**How to complete this task**
Filter the material below so that only lines containing "Knight" remain.

======== Data shown ========

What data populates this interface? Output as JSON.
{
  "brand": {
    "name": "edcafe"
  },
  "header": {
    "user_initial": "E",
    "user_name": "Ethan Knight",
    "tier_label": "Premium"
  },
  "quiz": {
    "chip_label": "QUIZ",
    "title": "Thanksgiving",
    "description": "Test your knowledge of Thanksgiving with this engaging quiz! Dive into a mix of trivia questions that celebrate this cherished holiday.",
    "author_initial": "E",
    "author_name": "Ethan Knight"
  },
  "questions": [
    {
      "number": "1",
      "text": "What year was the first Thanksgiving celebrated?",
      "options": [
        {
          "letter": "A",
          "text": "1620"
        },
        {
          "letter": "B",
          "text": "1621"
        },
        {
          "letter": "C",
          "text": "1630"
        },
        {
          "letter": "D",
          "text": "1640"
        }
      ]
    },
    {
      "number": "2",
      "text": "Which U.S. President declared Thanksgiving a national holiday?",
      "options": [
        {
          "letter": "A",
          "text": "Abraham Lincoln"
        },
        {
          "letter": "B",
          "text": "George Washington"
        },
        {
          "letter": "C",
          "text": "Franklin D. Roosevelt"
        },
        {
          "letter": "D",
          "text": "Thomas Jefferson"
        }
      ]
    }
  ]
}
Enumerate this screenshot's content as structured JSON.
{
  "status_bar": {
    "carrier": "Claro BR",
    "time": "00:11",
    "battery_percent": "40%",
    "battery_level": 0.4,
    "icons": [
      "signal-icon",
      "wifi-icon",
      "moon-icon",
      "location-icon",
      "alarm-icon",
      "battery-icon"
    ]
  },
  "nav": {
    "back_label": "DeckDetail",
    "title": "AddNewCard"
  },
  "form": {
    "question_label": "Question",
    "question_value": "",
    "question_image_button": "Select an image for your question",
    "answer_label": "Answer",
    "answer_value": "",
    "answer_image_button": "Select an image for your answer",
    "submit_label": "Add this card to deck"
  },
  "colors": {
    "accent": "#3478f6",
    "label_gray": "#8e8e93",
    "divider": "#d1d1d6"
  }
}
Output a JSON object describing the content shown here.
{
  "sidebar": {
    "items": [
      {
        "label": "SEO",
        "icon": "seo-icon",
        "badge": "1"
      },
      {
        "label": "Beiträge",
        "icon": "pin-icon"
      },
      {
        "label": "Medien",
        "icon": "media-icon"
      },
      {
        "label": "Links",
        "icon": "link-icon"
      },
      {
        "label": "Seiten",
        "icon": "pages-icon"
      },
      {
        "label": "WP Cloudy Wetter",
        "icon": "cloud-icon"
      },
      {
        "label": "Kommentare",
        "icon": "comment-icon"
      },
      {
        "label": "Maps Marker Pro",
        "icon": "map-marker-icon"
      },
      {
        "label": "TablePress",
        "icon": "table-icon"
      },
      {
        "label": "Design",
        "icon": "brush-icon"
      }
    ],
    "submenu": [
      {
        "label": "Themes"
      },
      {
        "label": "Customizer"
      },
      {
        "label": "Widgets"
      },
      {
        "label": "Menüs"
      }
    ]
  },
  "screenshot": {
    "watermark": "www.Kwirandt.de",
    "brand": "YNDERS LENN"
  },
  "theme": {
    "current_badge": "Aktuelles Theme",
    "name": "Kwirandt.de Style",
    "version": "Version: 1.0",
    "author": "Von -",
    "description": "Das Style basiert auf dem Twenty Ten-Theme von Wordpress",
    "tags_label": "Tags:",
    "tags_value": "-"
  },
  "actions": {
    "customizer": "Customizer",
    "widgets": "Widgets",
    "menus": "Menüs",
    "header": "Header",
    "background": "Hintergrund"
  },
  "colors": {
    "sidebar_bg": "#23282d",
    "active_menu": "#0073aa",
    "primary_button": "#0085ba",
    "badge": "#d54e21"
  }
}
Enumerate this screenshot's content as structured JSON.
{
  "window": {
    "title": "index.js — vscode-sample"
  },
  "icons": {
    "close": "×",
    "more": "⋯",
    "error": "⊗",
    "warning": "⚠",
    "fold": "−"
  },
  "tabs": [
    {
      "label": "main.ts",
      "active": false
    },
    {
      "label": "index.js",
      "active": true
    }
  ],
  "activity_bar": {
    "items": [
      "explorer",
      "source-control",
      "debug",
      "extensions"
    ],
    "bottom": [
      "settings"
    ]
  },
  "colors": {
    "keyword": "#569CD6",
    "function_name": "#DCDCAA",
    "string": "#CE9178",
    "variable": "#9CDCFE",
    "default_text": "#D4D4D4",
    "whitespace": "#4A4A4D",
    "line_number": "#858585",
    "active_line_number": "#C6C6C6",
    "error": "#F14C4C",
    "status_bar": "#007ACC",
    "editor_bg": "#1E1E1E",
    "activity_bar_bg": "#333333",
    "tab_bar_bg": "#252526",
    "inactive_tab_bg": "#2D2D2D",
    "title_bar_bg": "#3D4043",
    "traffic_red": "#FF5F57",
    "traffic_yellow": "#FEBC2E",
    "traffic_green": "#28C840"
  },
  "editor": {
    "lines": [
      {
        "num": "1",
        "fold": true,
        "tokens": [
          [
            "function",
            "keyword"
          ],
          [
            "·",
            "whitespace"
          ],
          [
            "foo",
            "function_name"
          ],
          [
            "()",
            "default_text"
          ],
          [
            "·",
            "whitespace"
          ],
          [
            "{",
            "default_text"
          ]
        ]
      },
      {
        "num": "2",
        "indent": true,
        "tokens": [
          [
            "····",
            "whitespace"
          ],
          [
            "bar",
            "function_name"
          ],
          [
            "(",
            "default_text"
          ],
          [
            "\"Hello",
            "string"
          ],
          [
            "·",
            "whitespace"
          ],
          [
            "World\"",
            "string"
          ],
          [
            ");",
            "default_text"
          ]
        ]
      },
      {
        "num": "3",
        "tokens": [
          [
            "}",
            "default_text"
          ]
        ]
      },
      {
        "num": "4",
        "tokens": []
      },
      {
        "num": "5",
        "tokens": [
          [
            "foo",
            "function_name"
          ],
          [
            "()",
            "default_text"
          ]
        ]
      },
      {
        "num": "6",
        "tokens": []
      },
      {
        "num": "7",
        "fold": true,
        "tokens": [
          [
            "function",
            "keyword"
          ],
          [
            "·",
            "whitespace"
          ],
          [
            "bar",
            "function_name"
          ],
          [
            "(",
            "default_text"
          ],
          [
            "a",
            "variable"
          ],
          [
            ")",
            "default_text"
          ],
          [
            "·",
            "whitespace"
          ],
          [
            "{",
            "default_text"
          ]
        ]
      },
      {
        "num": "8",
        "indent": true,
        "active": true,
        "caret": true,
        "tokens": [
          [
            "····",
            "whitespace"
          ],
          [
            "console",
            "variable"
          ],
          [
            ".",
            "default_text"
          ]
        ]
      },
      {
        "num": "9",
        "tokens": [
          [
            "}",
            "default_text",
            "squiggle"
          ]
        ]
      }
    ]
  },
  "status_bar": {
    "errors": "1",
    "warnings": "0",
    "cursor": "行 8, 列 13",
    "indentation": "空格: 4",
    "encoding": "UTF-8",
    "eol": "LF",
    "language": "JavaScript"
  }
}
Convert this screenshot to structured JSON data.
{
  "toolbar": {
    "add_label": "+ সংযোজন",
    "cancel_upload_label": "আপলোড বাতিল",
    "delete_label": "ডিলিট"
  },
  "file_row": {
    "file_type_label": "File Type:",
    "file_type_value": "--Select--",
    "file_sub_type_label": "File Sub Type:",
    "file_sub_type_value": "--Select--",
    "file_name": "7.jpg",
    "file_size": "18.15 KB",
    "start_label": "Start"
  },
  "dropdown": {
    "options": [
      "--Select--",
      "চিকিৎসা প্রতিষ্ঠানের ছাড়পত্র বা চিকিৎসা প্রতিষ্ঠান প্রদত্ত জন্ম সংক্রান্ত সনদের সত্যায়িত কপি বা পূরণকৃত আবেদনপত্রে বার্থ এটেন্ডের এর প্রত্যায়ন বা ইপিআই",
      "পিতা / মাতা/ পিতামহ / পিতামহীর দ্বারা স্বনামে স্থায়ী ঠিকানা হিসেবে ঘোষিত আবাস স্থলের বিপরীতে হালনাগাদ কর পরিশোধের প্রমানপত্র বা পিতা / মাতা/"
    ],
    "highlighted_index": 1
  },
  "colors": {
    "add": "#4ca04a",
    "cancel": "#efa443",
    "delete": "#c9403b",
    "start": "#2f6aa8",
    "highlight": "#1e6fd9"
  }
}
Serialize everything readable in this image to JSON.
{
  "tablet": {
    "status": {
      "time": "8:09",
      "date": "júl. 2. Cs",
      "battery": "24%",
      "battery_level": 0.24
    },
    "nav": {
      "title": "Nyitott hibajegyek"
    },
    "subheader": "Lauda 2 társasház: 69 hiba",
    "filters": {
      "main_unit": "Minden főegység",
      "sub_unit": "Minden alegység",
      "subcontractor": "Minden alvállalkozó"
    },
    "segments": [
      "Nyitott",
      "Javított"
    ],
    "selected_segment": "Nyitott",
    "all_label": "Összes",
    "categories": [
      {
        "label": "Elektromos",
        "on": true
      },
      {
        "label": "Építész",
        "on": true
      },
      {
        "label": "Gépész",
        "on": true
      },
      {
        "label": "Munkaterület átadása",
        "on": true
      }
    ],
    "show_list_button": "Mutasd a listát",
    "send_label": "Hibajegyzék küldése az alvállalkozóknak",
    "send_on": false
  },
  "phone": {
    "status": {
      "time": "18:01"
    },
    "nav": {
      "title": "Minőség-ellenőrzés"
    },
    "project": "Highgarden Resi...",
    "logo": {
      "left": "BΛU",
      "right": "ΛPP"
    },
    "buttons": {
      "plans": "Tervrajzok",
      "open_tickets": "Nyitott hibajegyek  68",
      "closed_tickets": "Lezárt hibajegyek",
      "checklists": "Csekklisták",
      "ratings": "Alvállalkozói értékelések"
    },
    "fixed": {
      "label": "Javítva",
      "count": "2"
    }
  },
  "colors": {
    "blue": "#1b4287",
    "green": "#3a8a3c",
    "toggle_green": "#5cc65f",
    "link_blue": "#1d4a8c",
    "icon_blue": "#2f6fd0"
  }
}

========

**Task result**
    "user_name": "Ethan Knight",
    "author_name": "Ethan Knight"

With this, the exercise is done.